**Task to carry out**
The reply has to contain each record exactly as written.
━━━━━ Entries provided
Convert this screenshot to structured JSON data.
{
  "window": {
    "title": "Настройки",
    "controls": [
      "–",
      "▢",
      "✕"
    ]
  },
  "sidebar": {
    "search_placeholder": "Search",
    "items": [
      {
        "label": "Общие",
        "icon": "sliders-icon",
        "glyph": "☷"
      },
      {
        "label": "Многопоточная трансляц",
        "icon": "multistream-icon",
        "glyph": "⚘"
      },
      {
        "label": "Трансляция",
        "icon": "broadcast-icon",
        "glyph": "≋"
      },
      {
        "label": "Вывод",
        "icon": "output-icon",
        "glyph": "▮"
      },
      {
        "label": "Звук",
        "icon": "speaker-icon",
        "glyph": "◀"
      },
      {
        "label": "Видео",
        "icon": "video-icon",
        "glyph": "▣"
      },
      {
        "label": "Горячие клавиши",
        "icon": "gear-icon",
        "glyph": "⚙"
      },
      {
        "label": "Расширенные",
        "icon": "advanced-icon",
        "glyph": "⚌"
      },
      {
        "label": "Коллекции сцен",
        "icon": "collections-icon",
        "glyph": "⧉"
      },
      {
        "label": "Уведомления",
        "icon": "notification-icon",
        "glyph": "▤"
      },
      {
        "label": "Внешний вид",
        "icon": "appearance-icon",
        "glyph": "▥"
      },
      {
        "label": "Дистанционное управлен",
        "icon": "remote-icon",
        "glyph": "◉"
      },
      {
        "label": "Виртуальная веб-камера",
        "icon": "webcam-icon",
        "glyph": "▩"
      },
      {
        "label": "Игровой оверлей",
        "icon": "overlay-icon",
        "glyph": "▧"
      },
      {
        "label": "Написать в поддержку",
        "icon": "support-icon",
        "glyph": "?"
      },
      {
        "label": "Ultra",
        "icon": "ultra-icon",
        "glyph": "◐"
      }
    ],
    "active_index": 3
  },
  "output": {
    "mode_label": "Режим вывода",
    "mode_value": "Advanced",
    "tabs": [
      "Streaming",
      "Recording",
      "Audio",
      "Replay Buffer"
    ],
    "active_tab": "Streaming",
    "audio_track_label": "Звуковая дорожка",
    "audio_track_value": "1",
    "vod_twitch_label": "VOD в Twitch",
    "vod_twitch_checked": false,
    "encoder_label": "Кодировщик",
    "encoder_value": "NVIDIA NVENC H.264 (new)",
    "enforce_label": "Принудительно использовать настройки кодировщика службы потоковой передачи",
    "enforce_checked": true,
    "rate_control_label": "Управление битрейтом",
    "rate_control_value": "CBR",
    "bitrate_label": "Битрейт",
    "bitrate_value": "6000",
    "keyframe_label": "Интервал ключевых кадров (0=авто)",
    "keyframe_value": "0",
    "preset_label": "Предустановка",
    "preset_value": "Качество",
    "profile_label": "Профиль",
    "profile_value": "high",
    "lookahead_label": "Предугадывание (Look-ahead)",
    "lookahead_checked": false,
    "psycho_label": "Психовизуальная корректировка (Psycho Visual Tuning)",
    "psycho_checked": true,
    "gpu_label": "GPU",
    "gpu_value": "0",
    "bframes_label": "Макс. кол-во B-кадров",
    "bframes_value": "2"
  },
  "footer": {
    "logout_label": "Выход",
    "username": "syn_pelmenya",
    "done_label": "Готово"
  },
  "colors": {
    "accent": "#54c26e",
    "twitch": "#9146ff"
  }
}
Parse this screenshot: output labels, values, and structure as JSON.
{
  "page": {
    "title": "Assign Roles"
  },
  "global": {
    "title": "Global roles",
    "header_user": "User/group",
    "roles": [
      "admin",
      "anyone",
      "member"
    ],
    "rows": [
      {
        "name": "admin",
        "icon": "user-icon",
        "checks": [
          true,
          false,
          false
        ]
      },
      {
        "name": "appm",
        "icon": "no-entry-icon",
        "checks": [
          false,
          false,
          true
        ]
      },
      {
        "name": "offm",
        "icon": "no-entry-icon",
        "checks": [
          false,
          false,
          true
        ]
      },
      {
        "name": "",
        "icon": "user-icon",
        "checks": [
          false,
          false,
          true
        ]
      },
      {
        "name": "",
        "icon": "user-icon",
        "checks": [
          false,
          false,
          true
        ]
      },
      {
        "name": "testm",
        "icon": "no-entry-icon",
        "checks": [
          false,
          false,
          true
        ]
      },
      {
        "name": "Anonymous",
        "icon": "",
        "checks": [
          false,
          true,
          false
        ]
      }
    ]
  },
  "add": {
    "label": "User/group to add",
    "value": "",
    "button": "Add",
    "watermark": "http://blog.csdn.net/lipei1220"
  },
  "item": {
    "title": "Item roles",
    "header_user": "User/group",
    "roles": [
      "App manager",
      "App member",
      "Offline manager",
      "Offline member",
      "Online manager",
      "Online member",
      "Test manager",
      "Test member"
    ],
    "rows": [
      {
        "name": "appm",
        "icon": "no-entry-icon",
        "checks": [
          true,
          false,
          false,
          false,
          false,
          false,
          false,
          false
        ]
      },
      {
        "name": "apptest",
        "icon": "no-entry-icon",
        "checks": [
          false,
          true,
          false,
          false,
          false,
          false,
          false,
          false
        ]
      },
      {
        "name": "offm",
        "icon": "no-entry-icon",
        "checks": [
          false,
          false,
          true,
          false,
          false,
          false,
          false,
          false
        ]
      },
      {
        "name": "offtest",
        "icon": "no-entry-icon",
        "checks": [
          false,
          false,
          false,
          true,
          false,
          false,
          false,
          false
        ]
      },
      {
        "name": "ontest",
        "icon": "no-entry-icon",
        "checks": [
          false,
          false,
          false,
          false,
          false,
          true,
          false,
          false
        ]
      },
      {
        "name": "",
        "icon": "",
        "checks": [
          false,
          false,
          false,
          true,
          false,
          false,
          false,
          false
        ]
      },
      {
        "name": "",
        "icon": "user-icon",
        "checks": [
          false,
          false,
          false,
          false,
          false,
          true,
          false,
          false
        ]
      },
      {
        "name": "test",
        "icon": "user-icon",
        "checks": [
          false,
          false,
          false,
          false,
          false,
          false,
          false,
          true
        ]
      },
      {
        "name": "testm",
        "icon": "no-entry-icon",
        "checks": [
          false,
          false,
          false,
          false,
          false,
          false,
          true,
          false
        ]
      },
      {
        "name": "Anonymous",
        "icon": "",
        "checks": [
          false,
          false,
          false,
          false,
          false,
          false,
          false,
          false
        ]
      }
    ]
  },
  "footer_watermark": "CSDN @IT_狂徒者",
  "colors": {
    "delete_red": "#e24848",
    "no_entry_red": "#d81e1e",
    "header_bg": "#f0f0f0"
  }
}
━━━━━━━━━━
**Response**
Convert this screenshot to structured JSON data.
{
  "window": {
    "title": "Настройки",
    "controls": [
      "–",
      "▢",
      "✕"
    ]
  },
  "sidebar": {
    "search_placeholder": "Search",
    "items": [
      {
        "label": "Общие",
        "icon": "sliders-icon",
        "glyph": "☷"
      },
      {
        "label": "Многопоточная трансляц",
        "icon": "multistream-icon",
        "glyph": "⚘"
      },
      {
        "label": "Трансляция",
        "icon": "broadcast-icon",
        "glyph": "≋"
      },
      {
        "label": "Вывод",
        "icon": "output-icon",
        "glyph": "▮"
      },
      {
        "label": "Звук",
        "icon": "speaker-icon",
        "glyph": "◀"
      },
      {
        "label": "Видео",
        "icon": "video-icon",
        "glyph": "▣"
      },
      {
        "label": "Горячие клавиши",
        "icon": "gear-icon",
        "glyph": "⚙"
      },
      {
        "label": "Расширенные",
        "icon": "advanced-icon",
        "glyph": "⚌"
      },
      {
        "label": "Коллекции сцен",
        "icon": "collections-icon",
        "glyph": "⧉"
      },
      {
        "label": "Уведомления",
        "icon": "notification-icon",
        "glyph": "▤"
      },
      {
        "label": "Внешний вид",
        "icon": "appearance-icon",
        "glyph": "▥"
      },
      {
        "label": "Дистанционное управлен",
        "icon": "remote-icon",
        "glyph": "◉"
      },
      {
        "label": "Виртуальная веб-камера",
        "icon": "webcam-icon",
        "glyph": "▩"
      },
      {
        "label": "Игровой оверлей",
        "icon": "overlay-icon",
        "glyph": "▧"
      },
      {
        "label": "Написать в поддержку",
        "icon": "support-icon",
        "glyph": "?"
      },
      {
        "label": "Ultra",
        "icon": "ultra-icon",
        "glyph": "◐"
      }
    ],
    "active_index": 3
  },
  "output": {
    "mode_label": "Режим вывода",
    "mode_value": "Advanced",
    "tabs": [
      "Streaming",
      "Recording",
      "Audio",
      "Replay Buffer"
    ],
    "active_tab": "Streaming",
    "audio_track_label": "Звуковая дорожка",
    "audio_track_value": "1",
    "vod_twitch_label": "VOD в Twitch",
    "vod_twitch_checked": false,
    "encoder_label": "Кодировщик",
    "encoder_value": "NVIDIA NVENC H.264 (new)",
    "enforce_label": "Принудительно использовать настройки кодировщика службы потоковой передачи",
    "enforce_checked": true,
    "rate_control_label": "Управление битрейтом",
    "rate_control_value": "CBR",
    "bitrate_label": "Битрейт",
    "bitrate_value": "6000",
    "keyframe_label": "Интервал ключевых кадров (0=авто)",
    "keyframe_value": "0",
    "preset_label": "Предустановка",
    "preset_value": "Качество",
    "profile_label": "Профиль",
    "profile_value": "high",
    "lookahead_label": "Предугадывание (Look-ahead)",
    "lookahead_checked": false,
    "psycho_label": "Психовизуальная корректировка (Psycho Visual Tuning)",
    "psycho_checked": true,
    "gpu_label": "GPU",
    "gpu_value": "0",
    "bframes_label": "Макс. кол-во B-кадров",
    "bframes_value": "2"
  },
  "footer": {
    "logout_label": "Выход",
    "username": "syn_pelmenya",
    "done_label": "Готово"
  },
  "colors": {
    "accent": "#54c26e",
    "twitch": "#9146ff"
  }
}
Parse this screenshot: output labels, values, and structure as JSON.
{
  "page": {
    "title": "Assign Roles"
  },
  "global": {
    "title": "Global roles",
    "header_user": "User/group",
    "roles": [
      "admin",
      "anyone",
      "member"
    ],
    "rows": [
      {
        "name": "admin",
        "icon": "user-icon",
        "checks": [
          true,
          false,
          false
        ]
      },
      {
        "name": "appm",
        "icon": "no-entry-icon",
        "checks": [
          false,
          false,
          true
        ]
      },
      {
        "name": "offm",
        "icon": "no-entry-icon",
        "checks": [
          false,
          false,
          true
        ]
      },
      {
        "name": "",
        "icon": "user-icon",
        "checks": [
          false,
          false,
          true
        ]
      },
      {
        "name": "",
        "icon": "user-icon",
        "checks": [
          false,
          false,
          true
        ]
      },
      {
        "name": "testm",
        "icon": "no-entry-icon",
        "checks": [
          false,
          false,
          true
        ]
      },
      {
        "name": "Anonymous",
        "icon": "",
        "checks": [
          false,
          true,
          false
        ]
      }
    ]
  },
  "add": {
    "label": "User/group to add",
    "value": "",
    "button": "Add",
    "watermark": "http://blog.csdn.net/lipei1220"
  },
  "item": {
    "title": "Item roles",
    "header_user": "User/group",
    "roles": [
      "App manager",
      "App member",
      "Offline manager",
      "Offline member",
      "Online manager",
      "Online member",
      "Test manager",
      "Test member"
    ],
    "rows": [
      {
        "name": "appm",
        "icon": "no-entry-icon",
        "checks": [
          true,
          false,
          false,
          false,
          false,
          false,
          false,
          false
        ]
      },
      {
        "name": "apptest",
        "icon": "no-entry-icon",
        "checks": [
          false,
          true,
          false,
          false,
          false,
          false,
          false,
          false
        ]
      },
      {
        "name": "offm",
        "icon": "no-entry-icon",
        "checks": [
          false,
          false,
          true,
          false,
          false,
          false,
          false,
          false
        ]
      },
      {
        "name": "offtest",
        "icon": "no-entry-icon",
        "checks": [
          false,
          false,
          false,
          true,
          false,
          false,
          false,
          false
        ]
      },
      {
        "name": "ontest",
        "icon": "no-entry-icon",
        "checks": [
          false,
          false,
          false,
          false,
          false,
          true,
          false,
          false
        ]
      },
      {
        "name": "",
        "icon": "",
        "checks": [
          false,
          false,
          false,
          true,
          false,
          false,
          false,
          false
        ]
      },
      {
        "name": "",
        "icon": "user-icon",
        "checks": [
          false,
          false,
          false,
          false,
          false,
          true,
          false,
          false
        ]
      },
      {
        "name": "test",
        "icon": "user-icon",
        "checks": [
          false,
          false,
          false,
          false,
          false,
          false,
          false,
          true
        ]
      },
      {
        "name": "testm",
        "icon": "no-entry-icon",
        "checks": [
          false,
          false,
          false,
          false,
          false,
          false,
          true,
          false
        ]
      },
      {
        "name": "Anonymous",
        "icon": "",
        "checks": [
          false,
          false,
          false,
          false,
          false,
          false,
          false,
          false
        ]
      }
    ]
  },
  "footer_watermark": "CSDN @IT_狂徒者",
  "colors": {
    "delete_red": "#e24848",
    "no_entry_red": "#d81e1e",
    "header_bg": "#f0f0f0"
  }
}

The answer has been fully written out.